- _MATERIAL FOR THIS TASK_
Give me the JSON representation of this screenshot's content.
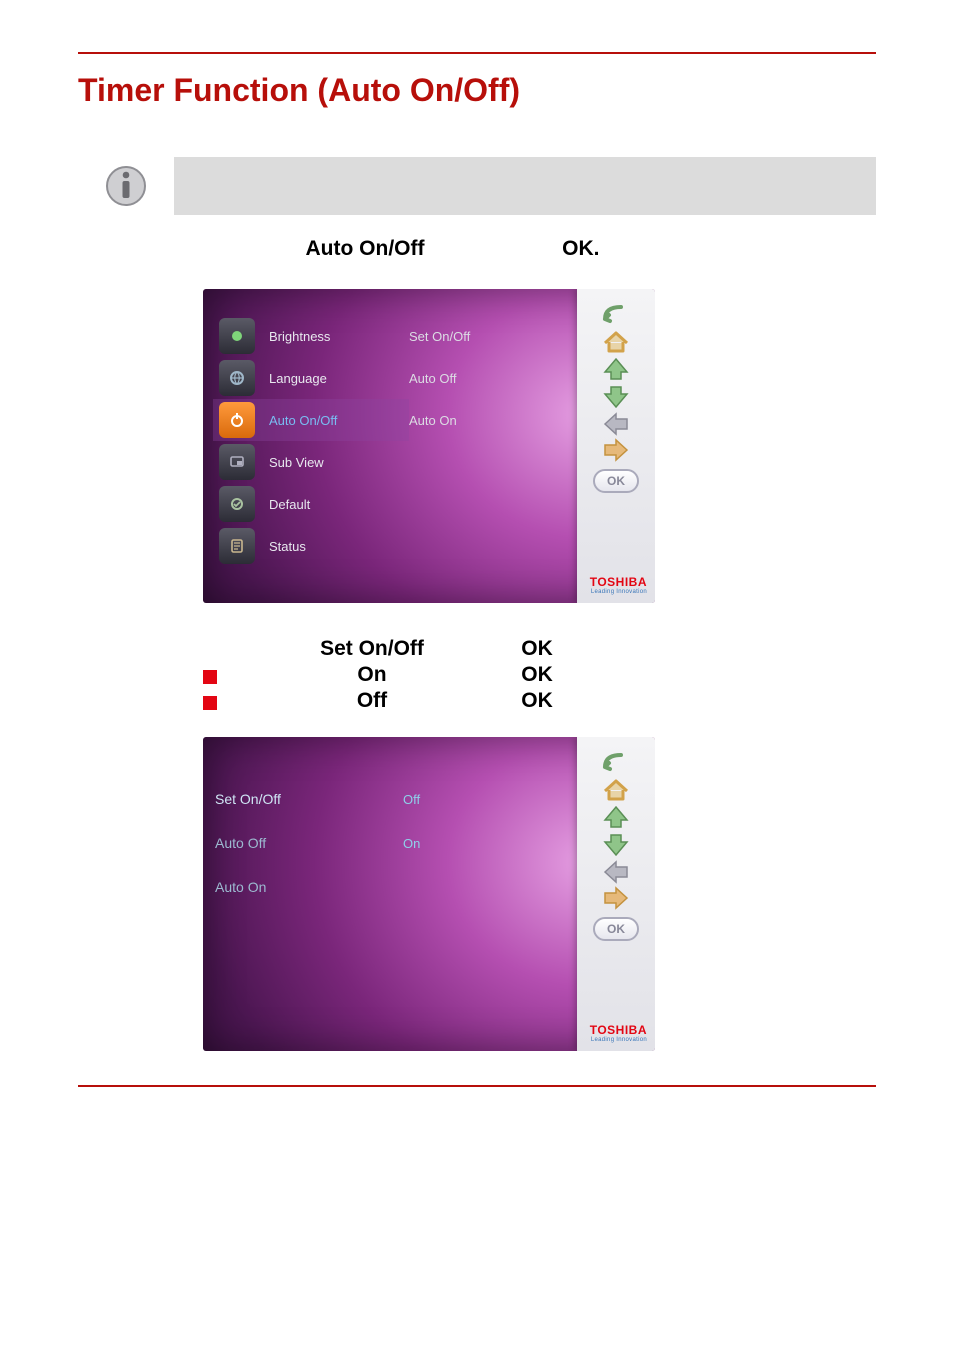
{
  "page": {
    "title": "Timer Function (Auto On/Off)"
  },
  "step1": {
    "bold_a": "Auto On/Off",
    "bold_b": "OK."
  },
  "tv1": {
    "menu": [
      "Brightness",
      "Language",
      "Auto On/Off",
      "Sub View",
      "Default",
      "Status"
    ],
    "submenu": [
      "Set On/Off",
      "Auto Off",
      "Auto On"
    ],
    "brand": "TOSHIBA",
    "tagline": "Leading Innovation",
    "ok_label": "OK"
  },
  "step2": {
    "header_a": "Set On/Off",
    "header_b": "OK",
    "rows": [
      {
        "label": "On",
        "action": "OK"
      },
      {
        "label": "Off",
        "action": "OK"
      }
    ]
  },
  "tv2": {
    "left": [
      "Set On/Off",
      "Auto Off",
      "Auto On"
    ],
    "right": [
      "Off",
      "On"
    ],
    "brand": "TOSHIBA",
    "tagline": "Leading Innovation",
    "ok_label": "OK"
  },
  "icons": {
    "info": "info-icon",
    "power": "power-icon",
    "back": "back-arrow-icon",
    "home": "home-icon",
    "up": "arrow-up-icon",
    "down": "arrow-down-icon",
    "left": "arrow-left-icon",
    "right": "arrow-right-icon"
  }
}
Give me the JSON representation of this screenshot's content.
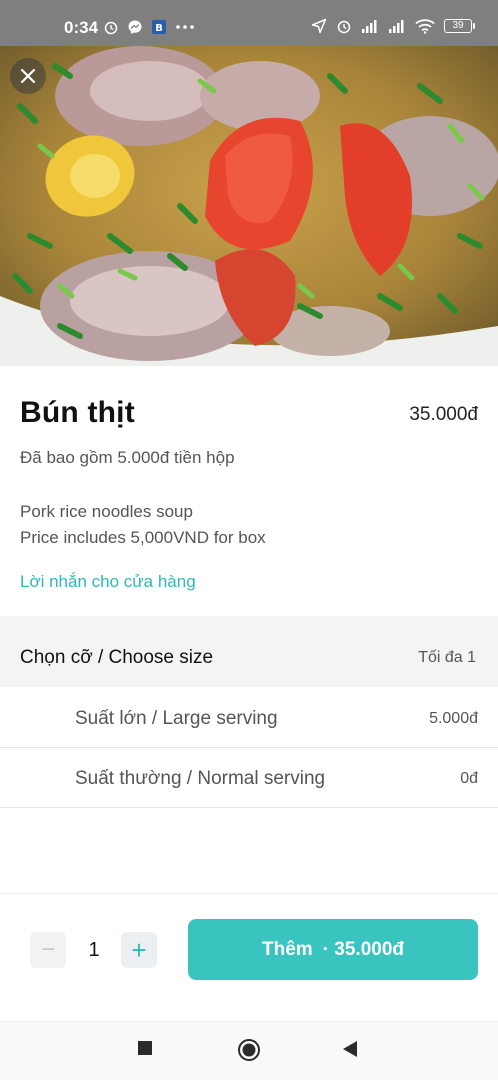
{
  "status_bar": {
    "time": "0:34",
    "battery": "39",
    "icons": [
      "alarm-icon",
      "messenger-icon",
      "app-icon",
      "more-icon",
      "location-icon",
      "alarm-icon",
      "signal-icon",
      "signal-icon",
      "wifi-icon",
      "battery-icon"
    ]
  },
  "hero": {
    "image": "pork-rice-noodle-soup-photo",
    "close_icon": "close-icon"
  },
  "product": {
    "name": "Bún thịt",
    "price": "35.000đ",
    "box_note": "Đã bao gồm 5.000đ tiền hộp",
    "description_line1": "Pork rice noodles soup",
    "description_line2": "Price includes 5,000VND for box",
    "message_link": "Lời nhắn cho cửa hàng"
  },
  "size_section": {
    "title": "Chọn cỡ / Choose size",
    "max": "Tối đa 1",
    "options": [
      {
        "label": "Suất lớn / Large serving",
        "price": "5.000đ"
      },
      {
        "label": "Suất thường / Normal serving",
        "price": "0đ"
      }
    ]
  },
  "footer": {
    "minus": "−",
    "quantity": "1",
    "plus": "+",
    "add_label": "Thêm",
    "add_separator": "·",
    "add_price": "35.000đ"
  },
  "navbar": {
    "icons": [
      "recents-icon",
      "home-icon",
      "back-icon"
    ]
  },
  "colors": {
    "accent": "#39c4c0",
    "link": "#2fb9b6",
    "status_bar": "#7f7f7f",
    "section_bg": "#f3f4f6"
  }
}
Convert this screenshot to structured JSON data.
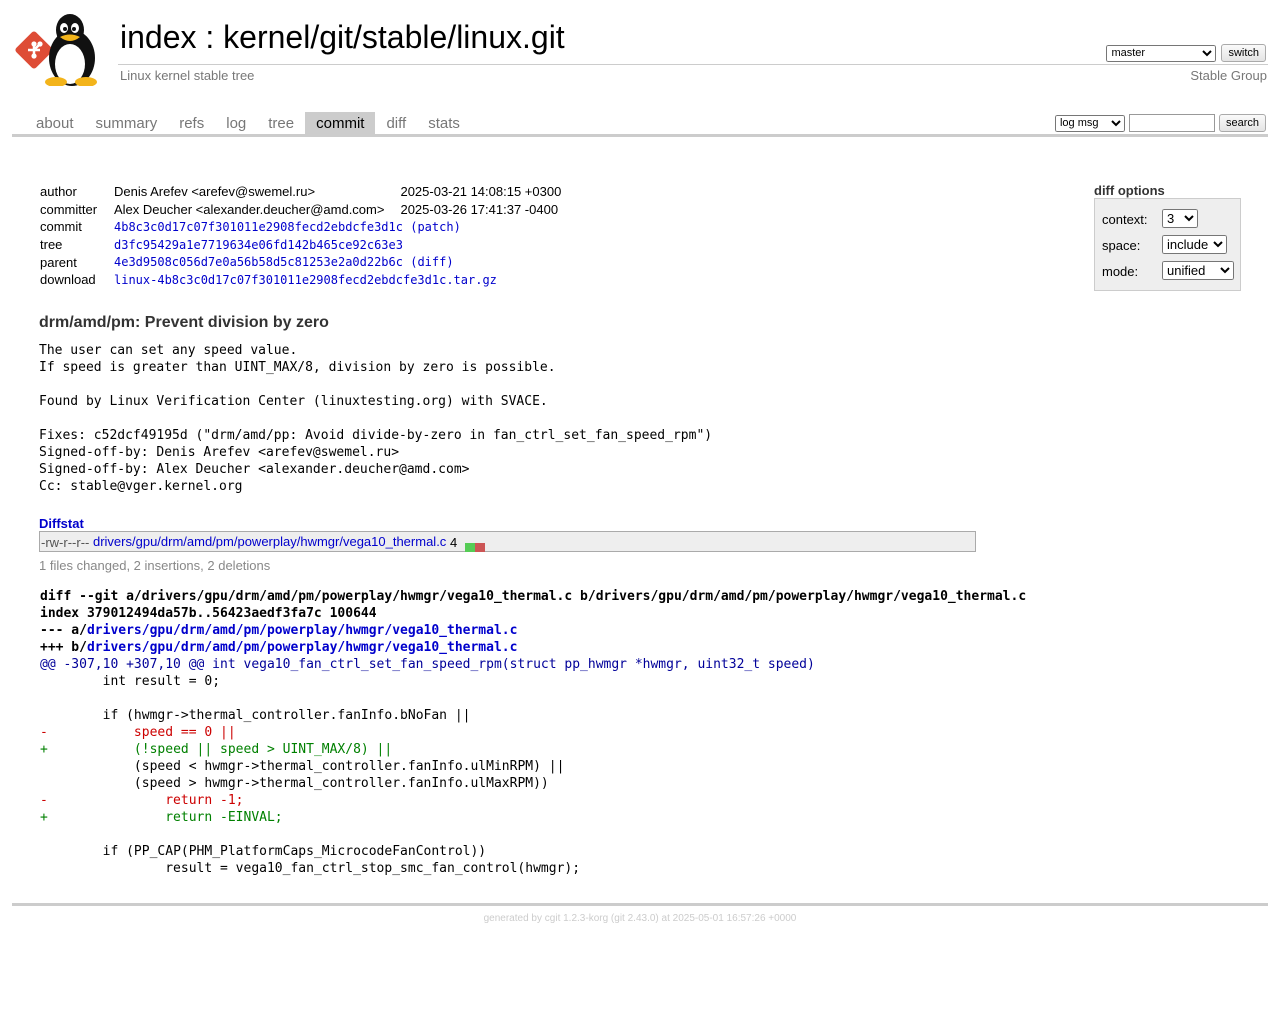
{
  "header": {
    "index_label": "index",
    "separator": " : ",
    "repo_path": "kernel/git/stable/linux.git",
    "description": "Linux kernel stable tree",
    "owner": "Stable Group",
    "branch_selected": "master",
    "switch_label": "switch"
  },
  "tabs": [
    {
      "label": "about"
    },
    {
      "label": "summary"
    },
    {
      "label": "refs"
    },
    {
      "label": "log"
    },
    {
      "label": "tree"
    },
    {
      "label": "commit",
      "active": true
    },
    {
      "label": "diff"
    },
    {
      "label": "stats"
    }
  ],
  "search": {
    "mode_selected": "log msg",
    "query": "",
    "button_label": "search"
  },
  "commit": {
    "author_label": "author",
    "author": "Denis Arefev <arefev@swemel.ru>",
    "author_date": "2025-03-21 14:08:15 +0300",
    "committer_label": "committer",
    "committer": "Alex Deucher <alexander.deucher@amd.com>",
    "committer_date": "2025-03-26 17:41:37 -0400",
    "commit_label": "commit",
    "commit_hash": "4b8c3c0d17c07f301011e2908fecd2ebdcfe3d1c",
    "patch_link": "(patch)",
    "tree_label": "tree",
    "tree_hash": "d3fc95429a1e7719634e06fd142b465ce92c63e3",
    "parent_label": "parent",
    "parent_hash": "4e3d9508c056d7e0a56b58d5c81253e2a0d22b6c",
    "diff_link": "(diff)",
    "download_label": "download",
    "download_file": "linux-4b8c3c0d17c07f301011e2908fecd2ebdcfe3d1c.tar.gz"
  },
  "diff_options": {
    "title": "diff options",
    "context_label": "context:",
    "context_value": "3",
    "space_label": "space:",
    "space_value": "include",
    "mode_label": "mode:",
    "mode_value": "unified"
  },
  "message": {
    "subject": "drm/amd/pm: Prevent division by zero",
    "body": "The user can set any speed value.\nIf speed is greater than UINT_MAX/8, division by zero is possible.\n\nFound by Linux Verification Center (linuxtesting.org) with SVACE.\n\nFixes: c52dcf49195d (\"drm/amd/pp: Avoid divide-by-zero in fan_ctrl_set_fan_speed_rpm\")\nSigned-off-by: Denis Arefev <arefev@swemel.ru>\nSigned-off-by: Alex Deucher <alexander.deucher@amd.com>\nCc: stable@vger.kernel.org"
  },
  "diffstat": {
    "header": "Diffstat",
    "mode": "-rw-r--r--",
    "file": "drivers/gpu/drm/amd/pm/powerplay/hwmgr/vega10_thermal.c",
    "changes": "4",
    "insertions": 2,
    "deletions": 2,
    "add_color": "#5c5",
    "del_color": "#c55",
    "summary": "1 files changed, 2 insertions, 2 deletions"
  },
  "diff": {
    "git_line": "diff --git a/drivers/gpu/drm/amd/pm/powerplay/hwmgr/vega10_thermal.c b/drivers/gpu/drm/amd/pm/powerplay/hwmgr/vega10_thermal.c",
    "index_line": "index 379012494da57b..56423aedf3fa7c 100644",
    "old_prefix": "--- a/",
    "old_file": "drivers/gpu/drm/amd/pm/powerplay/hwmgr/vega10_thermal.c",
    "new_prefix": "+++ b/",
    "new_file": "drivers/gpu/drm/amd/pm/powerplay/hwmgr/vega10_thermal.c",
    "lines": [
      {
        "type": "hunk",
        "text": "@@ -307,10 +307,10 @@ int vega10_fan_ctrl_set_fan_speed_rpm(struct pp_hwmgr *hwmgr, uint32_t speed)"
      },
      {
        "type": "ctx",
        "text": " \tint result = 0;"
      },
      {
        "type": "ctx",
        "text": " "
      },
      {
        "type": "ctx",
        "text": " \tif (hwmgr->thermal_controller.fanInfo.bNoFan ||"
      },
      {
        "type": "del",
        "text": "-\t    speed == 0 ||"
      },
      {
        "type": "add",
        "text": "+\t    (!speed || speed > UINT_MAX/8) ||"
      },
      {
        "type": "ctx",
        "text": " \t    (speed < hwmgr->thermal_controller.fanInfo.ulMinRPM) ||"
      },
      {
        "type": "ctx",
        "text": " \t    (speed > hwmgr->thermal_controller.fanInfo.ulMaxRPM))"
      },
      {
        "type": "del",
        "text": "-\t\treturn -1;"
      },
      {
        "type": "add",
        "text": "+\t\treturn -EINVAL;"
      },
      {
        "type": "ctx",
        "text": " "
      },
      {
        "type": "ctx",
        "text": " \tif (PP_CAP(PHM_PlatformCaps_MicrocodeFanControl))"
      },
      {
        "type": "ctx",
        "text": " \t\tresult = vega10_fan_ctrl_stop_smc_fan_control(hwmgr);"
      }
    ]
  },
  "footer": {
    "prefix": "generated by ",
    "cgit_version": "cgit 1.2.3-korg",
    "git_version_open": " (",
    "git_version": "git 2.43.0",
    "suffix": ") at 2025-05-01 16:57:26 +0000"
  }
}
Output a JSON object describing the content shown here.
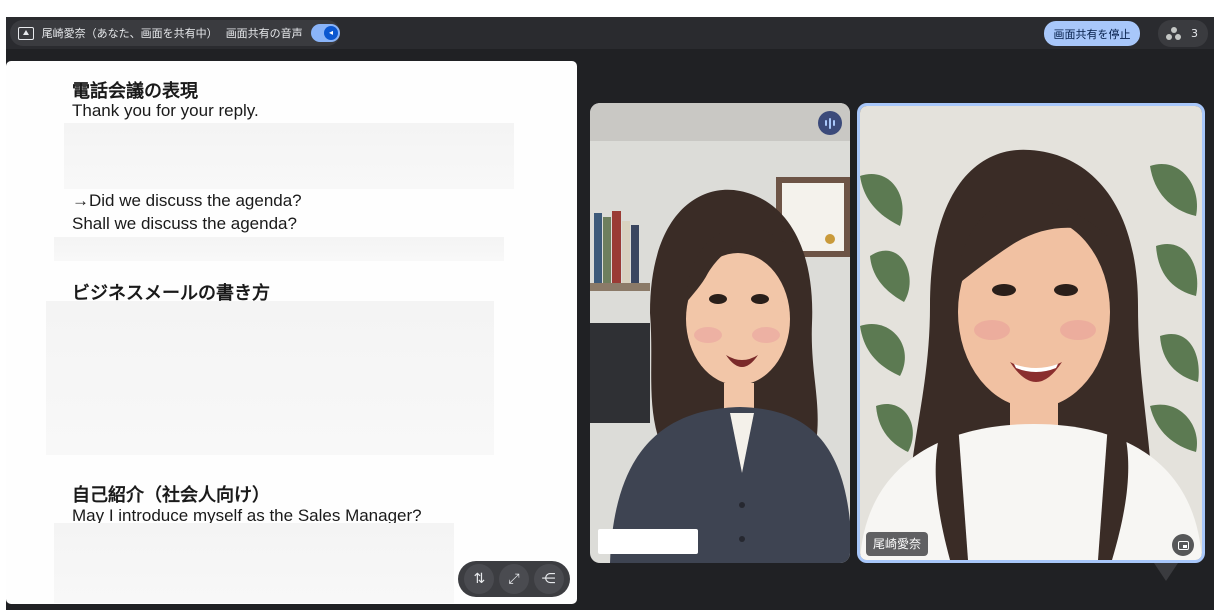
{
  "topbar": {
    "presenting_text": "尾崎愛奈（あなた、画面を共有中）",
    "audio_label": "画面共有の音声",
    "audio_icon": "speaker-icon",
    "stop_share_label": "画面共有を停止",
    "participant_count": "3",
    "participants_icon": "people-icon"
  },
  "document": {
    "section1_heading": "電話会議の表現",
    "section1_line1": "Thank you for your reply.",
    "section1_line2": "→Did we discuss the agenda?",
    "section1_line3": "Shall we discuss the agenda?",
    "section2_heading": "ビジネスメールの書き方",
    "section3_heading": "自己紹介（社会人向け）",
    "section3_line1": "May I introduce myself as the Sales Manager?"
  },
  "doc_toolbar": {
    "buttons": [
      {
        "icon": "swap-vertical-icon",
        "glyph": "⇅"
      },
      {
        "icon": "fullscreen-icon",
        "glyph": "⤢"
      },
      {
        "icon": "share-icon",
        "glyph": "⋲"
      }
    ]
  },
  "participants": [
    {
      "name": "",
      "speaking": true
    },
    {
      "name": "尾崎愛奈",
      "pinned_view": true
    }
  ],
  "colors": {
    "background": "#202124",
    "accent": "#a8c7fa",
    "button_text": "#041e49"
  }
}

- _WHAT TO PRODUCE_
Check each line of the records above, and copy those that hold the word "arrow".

- _TASK SOLUTION_
    "back": "back-arrow-icon",
    "up": "arrow-up-icon",
    "down": "arrow-down-icon",
    "left": "arrow-left-icon",
    "right": "arrow-right-icon"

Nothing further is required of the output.